A few weeks ago, Fred used his prize money from the Piedmont Park Arts Festival to purchase a slew of oil paints. He'd painted exclusively in oils up through 2001 -- but that year, things changed.
It started when the company where he worked became a victim to the dot-com bust. During its last days, as employees with little to do were sitting out the time waiting for their final paychecks, Fred decided to stretch out a large canvas in his office and paint a "Last Judgment." Concerned that the smell of oils would be too much for a group of the soon-to-be-unemployed, Fred turned to acrylic paint.
That was the beginning of a long relationship. Acrylics allowed Fred to work more quickly and in a wider range of spaces, like the Decatur studio he shared with several other artists. It helped him to develop techniques that would let him approximate the feel of oil. It allowed him to build layers and layers of paint, which has become characteristic of his work.
But lately, with a much larger and well-ventilated studio, Fred has become intrigued by oils again. The prize money was just the excuse he needed to buy a bigger easel, larger canvases, and many, many tubes of paint -- all of which proceeded to sit in his studio, untouched, for about two weeks.
Last Saturday, though, he extracted himself from under the cat, put on an old shirt, and declared, "I'm going to the studio." I said nothing - I do not disturb genius unless I need it to empty the dishwasher - then tiptoed downstaires to snap a few photos. I wanted to make sure we had a record of his first stroke of oil on canvas in about 10 years.
About four hours later, he came back upstairs. "I'm done," he said.
I nearly fell off my chair. Fred rarely finished a painting in less than a week. He usually had to leave it for a day or two, let ideas percolate, go back in, then repeat the process six or seven more times.
"Really?" I squeaked. Skeptical, I went downstairs. I gasped. It was beautiful, still wet. The brushstrokes were like silk.
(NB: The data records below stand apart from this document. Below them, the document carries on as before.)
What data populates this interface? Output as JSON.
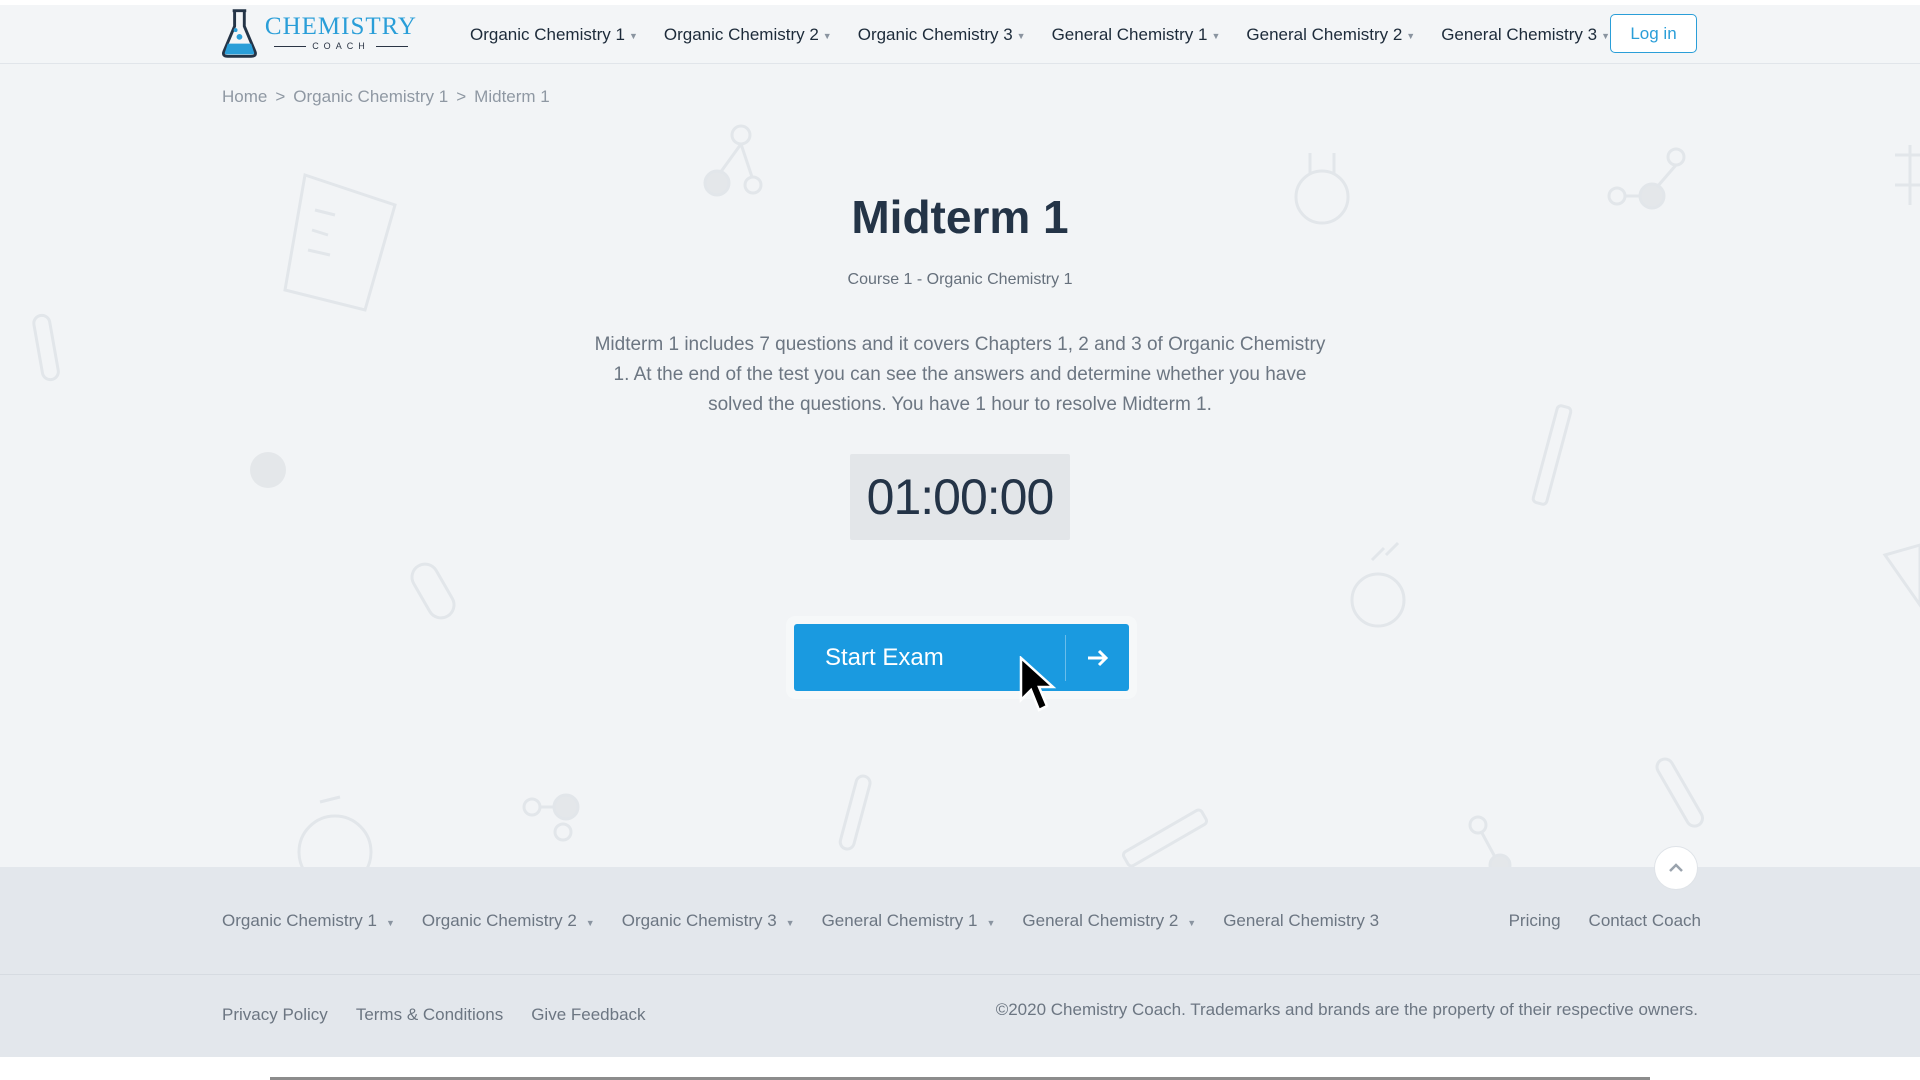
{
  "brand": {
    "name": "CHEMISTRY",
    "tagline": "COACH",
    "colors": {
      "primary": "#1a9ae0",
      "text_dark": "#243447",
      "text_muted": "#6c7682"
    }
  },
  "header": {
    "nav": [
      {
        "label": "Organic Chemistry 1",
        "icon": "chevron-down-icon"
      },
      {
        "label": "Organic Chemistry 2",
        "icon": "chevron-down-icon"
      },
      {
        "label": "Organic Chemistry 3",
        "icon": "chevron-down-icon"
      },
      {
        "label": "General Chemistry 1",
        "icon": "chevron-down-icon"
      },
      {
        "label": "General Chemistry 2",
        "icon": "chevron-down-icon"
      },
      {
        "label": "General Chemistry 3",
        "icon": "chevron-down-icon"
      }
    ],
    "login_label": "Log in"
  },
  "breadcrumb": {
    "items": [
      "Home",
      "Organic Chemistry 1",
      "Midterm 1"
    ],
    "separator": ">"
  },
  "exam": {
    "title": "Midterm 1",
    "course": "Course 1 - Organic Chemistry 1",
    "description": "Midterm 1 includes 7 questions and it covers Chapters 1, 2 and 3 of Organic Chemistry 1. At the end of the test you can see the answers and determine whether you have solved the questions. You have 1 hour to resolve Midterm 1.",
    "timer": "01:00:00",
    "start_label": "Start Exam",
    "start_icon": "arrow-right-icon"
  },
  "footer": {
    "nav": [
      {
        "label": "Organic Chemistry 1",
        "has_caret": true
      },
      {
        "label": "Organic Chemistry 2",
        "has_caret": true
      },
      {
        "label": "Organic Chemistry 3",
        "has_caret": true
      },
      {
        "label": "General Chemistry 1",
        "has_caret": true
      },
      {
        "label": "General Chemistry 2",
        "has_caret": true
      },
      {
        "label": "General Chemistry 3",
        "has_caret": false
      }
    ],
    "links_right": [
      "Pricing",
      "Contact Coach"
    ],
    "legal": [
      "Privacy Policy",
      "Terms & Conditions",
      "Give Feedback"
    ],
    "copyright": "©2020 Chemistry Coach. Trademarks and brands are the property of their respective owners.",
    "back_to_top_icon": "chevron-up-icon"
  }
}
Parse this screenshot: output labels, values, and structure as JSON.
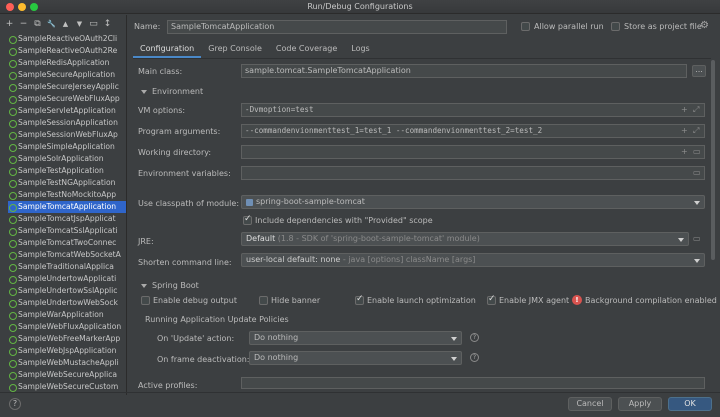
{
  "window": {
    "title": "Run/Debug Configurations"
  },
  "colors": {
    "accent": "#2f65ca",
    "error": "#d9534f",
    "primary_button": "#365880"
  },
  "toolbar": {
    "icons": [
      "add-icon",
      "remove-icon",
      "copy-icon",
      "wrench-icon",
      "move-up-icon",
      "move-down-icon",
      "folder-icon",
      "sort-icon"
    ],
    "glyphs": [
      "+",
      "−",
      "⧉",
      "🔧",
      "▲",
      "▼",
      "▭",
      "↕"
    ]
  },
  "tree": {
    "items": [
      "SampleReactiveOAuth2Cli",
      "SampleReactiveOAuth2Re",
      "SampleRedisApplication",
      "SampleSecureApplication",
      "SampleSecureJerseyApplic",
      "SampleSecureWebFluxApp",
      "SampleServletApplication",
      "SampleSessionApplication",
      "SampleSessionWebFluxAp",
      "SampleSimpleApplication",
      "SampleSolrApplication",
      "SampleTestApplication",
      "SampleTestNGApplication",
      "SampleTestNoMockitoApp",
      "SampleTomcatApplication",
      "SampleTomcatJspApplicat",
      "SampleTomcatSslApplicati",
      "SampleTomcatTwoConnec",
      "SampleTomcatWebSocketA",
      "SampleTraditionalApplica",
      "SampleUndertowApplicati",
      "SampleUndertowSslApplic",
      "SampleUndertowWebSock",
      "SampleWarApplication",
      "SampleWebFluxApplication",
      "SampleWebFreeMarkerApp",
      "SampleWebJspApplication",
      "SampleWebMustacheAppli",
      "SampleWebSecureApplica",
      "SampleWebSecureCustom"
    ],
    "selected_index": 14
  },
  "header": {
    "name_label": "Name:",
    "name_value": "SampleTomcatApplication",
    "allow_parallel_run": "Allow parallel run",
    "store_as_project_file": "Store as project file",
    "gear_glyph": "⚙"
  },
  "tabs": [
    "Configuration",
    "Grep Console",
    "Code Coverage",
    "Logs"
  ],
  "config": {
    "main_class_label": "Main class:",
    "main_class_value": "sample.tomcat.SampleTomcatApplication",
    "browse_glyph": "...",
    "environment_section": "Environment",
    "vm_options_label": "VM options:",
    "vm_options_value": "-Dvmoption=test",
    "program_args_label": "Program arguments:",
    "program_args_value": "--commandenvionmenttest_1=test_1 --commandenvionmenttest_2=test_2",
    "working_dir_label": "Working directory:",
    "working_dir_value": "",
    "env_vars_label": "Environment variables:",
    "env_vars_value": "",
    "expand_glyph": "+",
    "resize_glyph": "⤢",
    "folder_glyph": "▭",
    "classpath_label": "Use classpath of module:",
    "classpath_value": "spring-boot-sample-tomcat",
    "include_provided": "Include dependencies with \"Provided\" scope",
    "jre_label": "JRE:",
    "jre_value_bold": "Default",
    "jre_value_rest": " (1.8 - SDK of 'spring-boot-sample-tomcat' module)",
    "shorten_label": "Shorten command line:",
    "shorten_value_main": "user-local default: none",
    "shorten_value_rest": " - java [options] className [args]"
  },
  "spring_boot": {
    "section": "Spring Boot",
    "enable_debug_output": "Enable debug output",
    "hide_banner": "Hide banner",
    "enable_launch_optimization": "Enable launch optimization",
    "enable_jmx_agent": "Enable JMX agent",
    "background_compilation": "Background compilation enabled",
    "policies_title": "Running Application Update Policies",
    "on_update_label": "On 'Update' action:",
    "on_update_value": "Do nothing",
    "on_frame_label": "On frame deactivation:",
    "on_frame_value": "Do nothing",
    "active_profiles_label": "Active profiles:",
    "active_profiles_value": "",
    "question_glyph": "?",
    "error_glyph": "!"
  },
  "footer": {
    "help_glyph": "?",
    "cancel": "Cancel",
    "apply": "Apply",
    "ok": "OK"
  }
}
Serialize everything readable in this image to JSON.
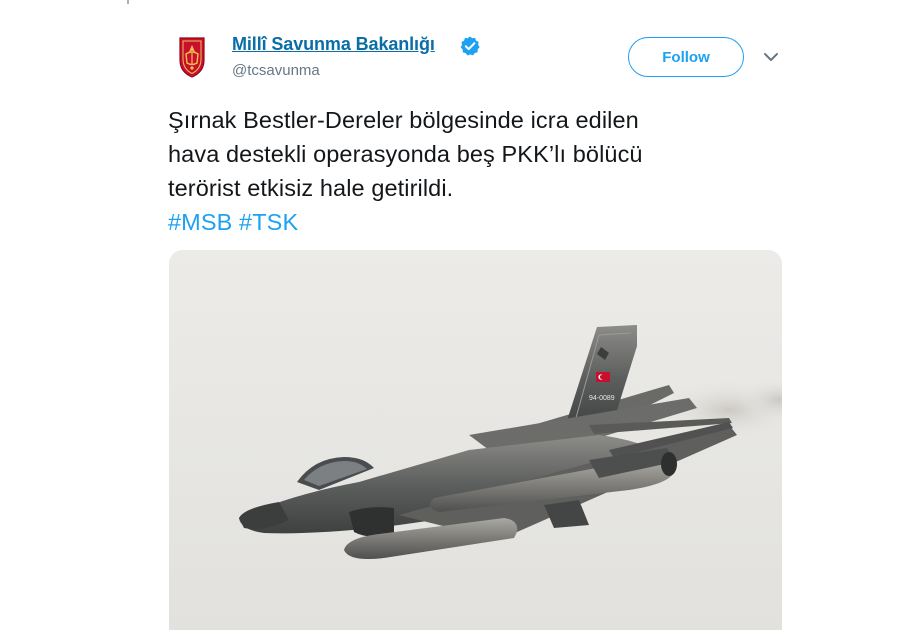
{
  "tweet": {
    "display_name": "Millî Savunma Bakanlığı",
    "handle": "@tcsavunma",
    "verified": true,
    "follow_label": "Follow",
    "text_lines": [
      "Şırnak Bestler-Dereler bölgesinde icra edilen",
      "hava destekli operasyonda beş PKK’lı bölücü",
      "terörist etkisiz hale getirildi."
    ],
    "hashtags": [
      "#MSB",
      "#TSK"
    ],
    "media": {
      "description_icon": "fighter-jet-photo",
      "tail_code": "94-0089"
    }
  },
  "colors": {
    "name_link": "#0a6ea8",
    "accent": "#1da1f2",
    "text": "#14171a",
    "secondary": "#657786",
    "sky": "#e7e6e3",
    "emblem_red": "#c8102e"
  }
}
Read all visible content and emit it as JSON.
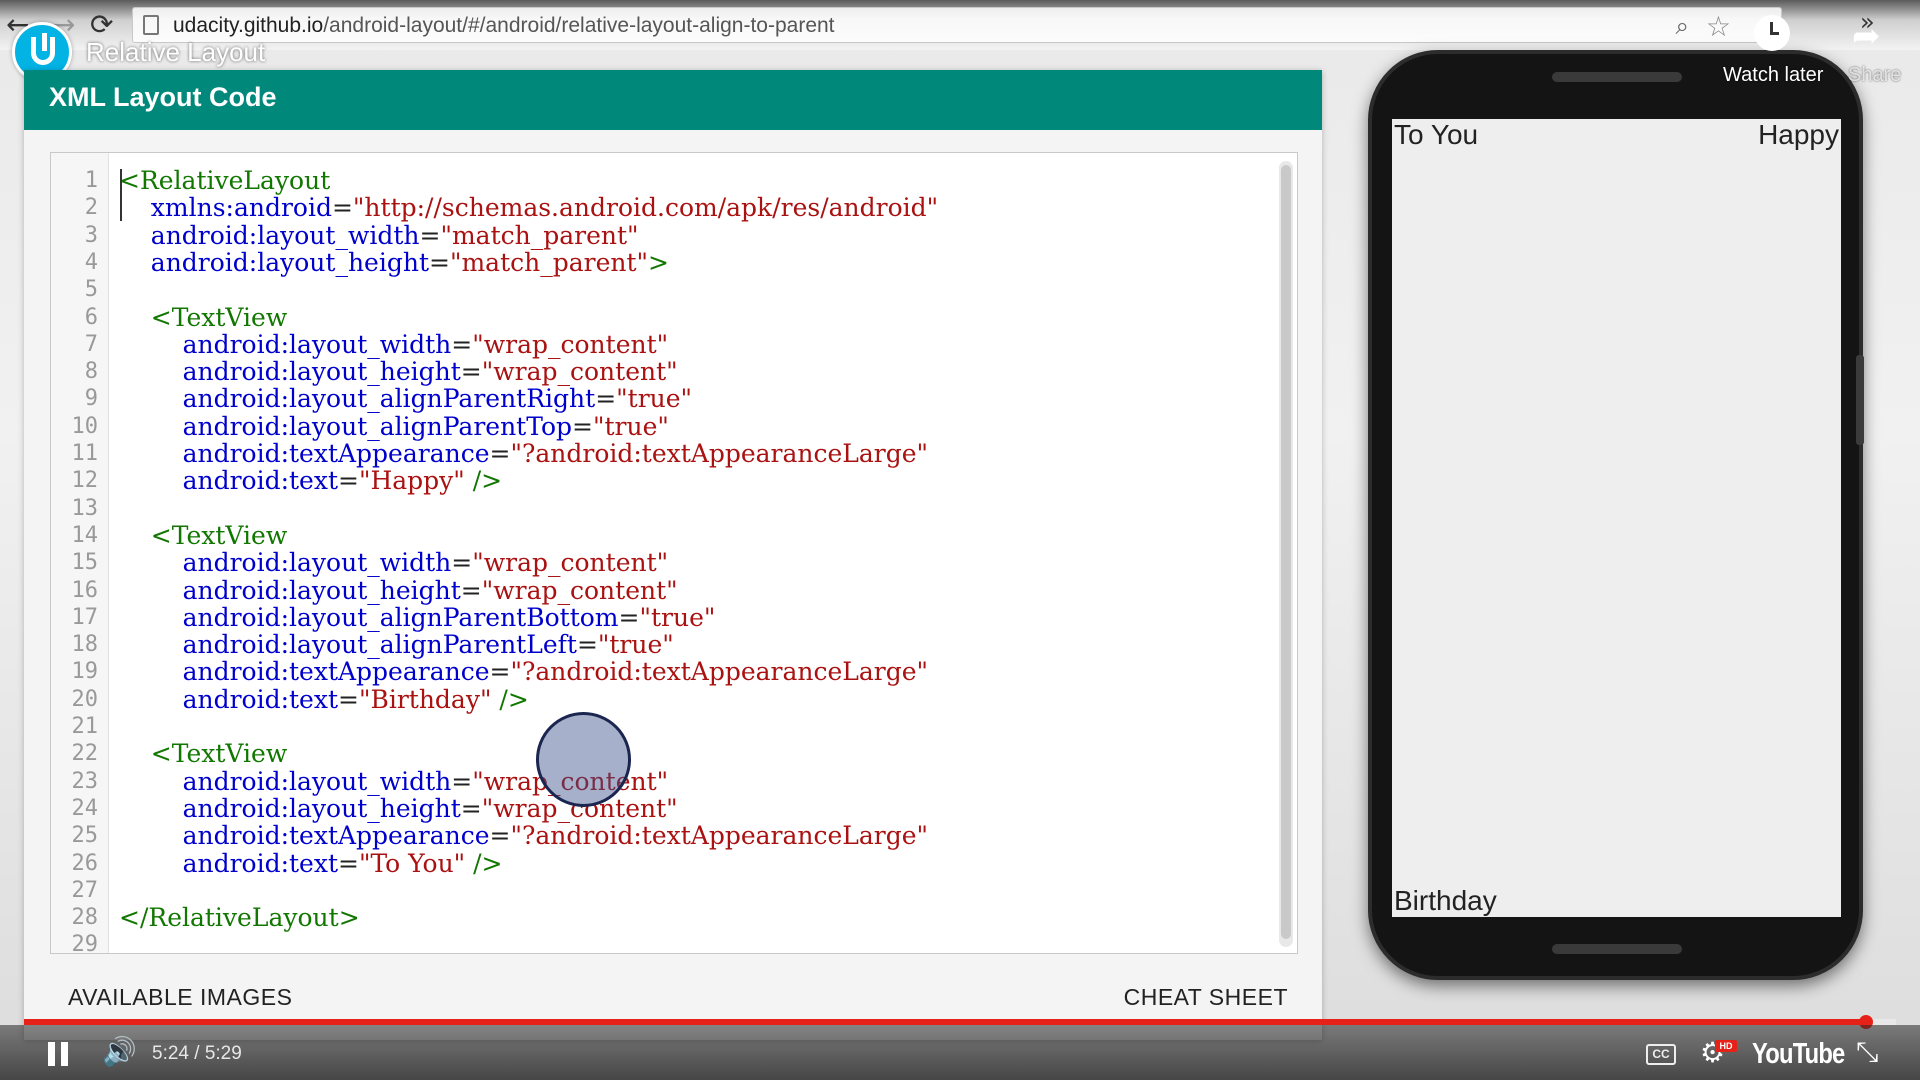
{
  "browser": {
    "url_host": "udacity.github.io",
    "url_path": "/android-layout/#/android/relative-layout-align-to-parent"
  },
  "video": {
    "title": "Relative Layout",
    "watch_later_label": "Watch later",
    "share_label": "Share",
    "time_display": "5:24 / 5:29",
    "progress": 0.984,
    "brand": "YouTube",
    "cc_label": "CC",
    "hd_label": "HD"
  },
  "panel": {
    "title": "XML Layout Code",
    "available_images_label": "AVAILABLE IMAGES",
    "cheat_sheet_label": "CHEAT SHEET"
  },
  "code": {
    "line_numbers": [
      "1",
      "2",
      "3",
      "4",
      "5",
      "6",
      "7",
      "8",
      "9",
      "10",
      "11",
      "12",
      "13",
      "14",
      "15",
      "16",
      "17",
      "18",
      "19",
      "20",
      "21",
      "22",
      "23",
      "24",
      "25",
      "26",
      "27",
      "28",
      "29"
    ],
    "lines": [
      "<RelativeLayout",
      "    xmlns:android=\"http://schemas.android.com/apk/res/android\"",
      "    android:layout_width=\"match_parent\"",
      "    android:layout_height=\"match_parent\">",
      "",
      "    <TextView",
      "        android:layout_width=\"wrap_content\"",
      "        android:layout_height=\"wrap_content\"",
      "        android:layout_alignParentRight=\"true\"",
      "        android:layout_alignParentTop=\"true\"",
      "        android:textAppearance=\"?android:textAppearanceLarge\"",
      "        android:text=\"Happy\" />",
      "",
      "    <TextView",
      "        android:layout_width=\"wrap_content\"",
      "        android:layout_height=\"wrap_content\"",
      "        android:layout_alignParentBottom=\"true\"",
      "        android:layout_alignParentLeft=\"true\"",
      "        android:textAppearance=\"?android:textAppearanceLarge\"",
      "        android:text=\"Birthday\" />",
      "",
      "    <TextView",
      "        android:layout_width=\"wrap_content\"",
      "        android:layout_height=\"wrap_content\"",
      "        android:textAppearance=\"?android:textAppearanceLarge\"",
      "        android:text=\"To You\" />",
      "",
      "</RelativeLayout>",
      ""
    ]
  },
  "phone": {
    "top_left_text": "To You",
    "top_right_text": "Happy",
    "bottom_left_text": "Birthday"
  },
  "colors": {
    "header_teal": "#00897b",
    "progress_red": "#e62117",
    "udacity_blue": "#02b3e4"
  }
}
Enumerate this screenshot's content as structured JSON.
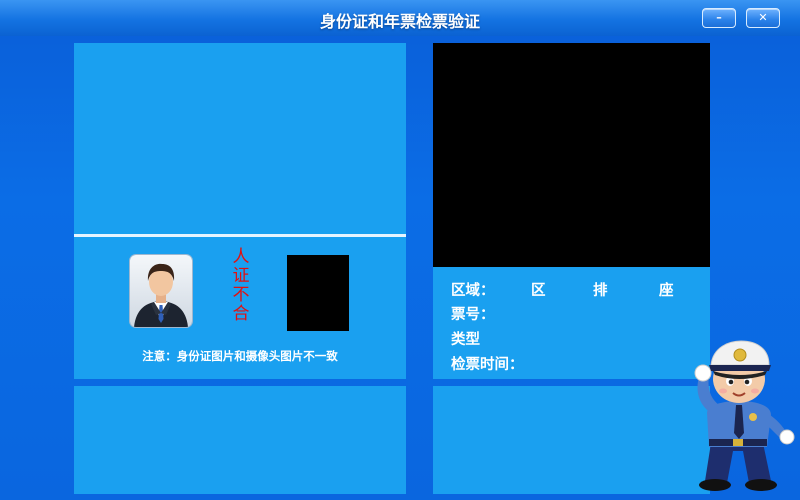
{
  "window": {
    "title": "身份证和年票检票验证",
    "minimize_label": "–",
    "close_label": "✕"
  },
  "left": {
    "avatar_icon": "businessman-avatar-icon",
    "verification_result": [
      "人",
      "证",
      "不",
      "合"
    ],
    "notice": "注意：身份证图片和摄像头图片不一致"
  },
  "right": {
    "zone_label": "区域：",
    "zone_parts": [
      "区",
      "排",
      "座"
    ],
    "ticket_no_label": "票号：",
    "type_label": "类型",
    "check_time_label": "检票时间："
  },
  "mascot_icon": "police-officer-salute-icon",
  "colors": {
    "background": "#0a66df",
    "panel": "#1aa0f0",
    "alert_text": "#e11010"
  }
}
The colors sang. I had to restrain myself from touching it.
"I love it!"
Fred smiled. "I just had to knock that first one out," he said. "It' great, isn't it?"
We are looking forward to many more.
Jami Moss Wise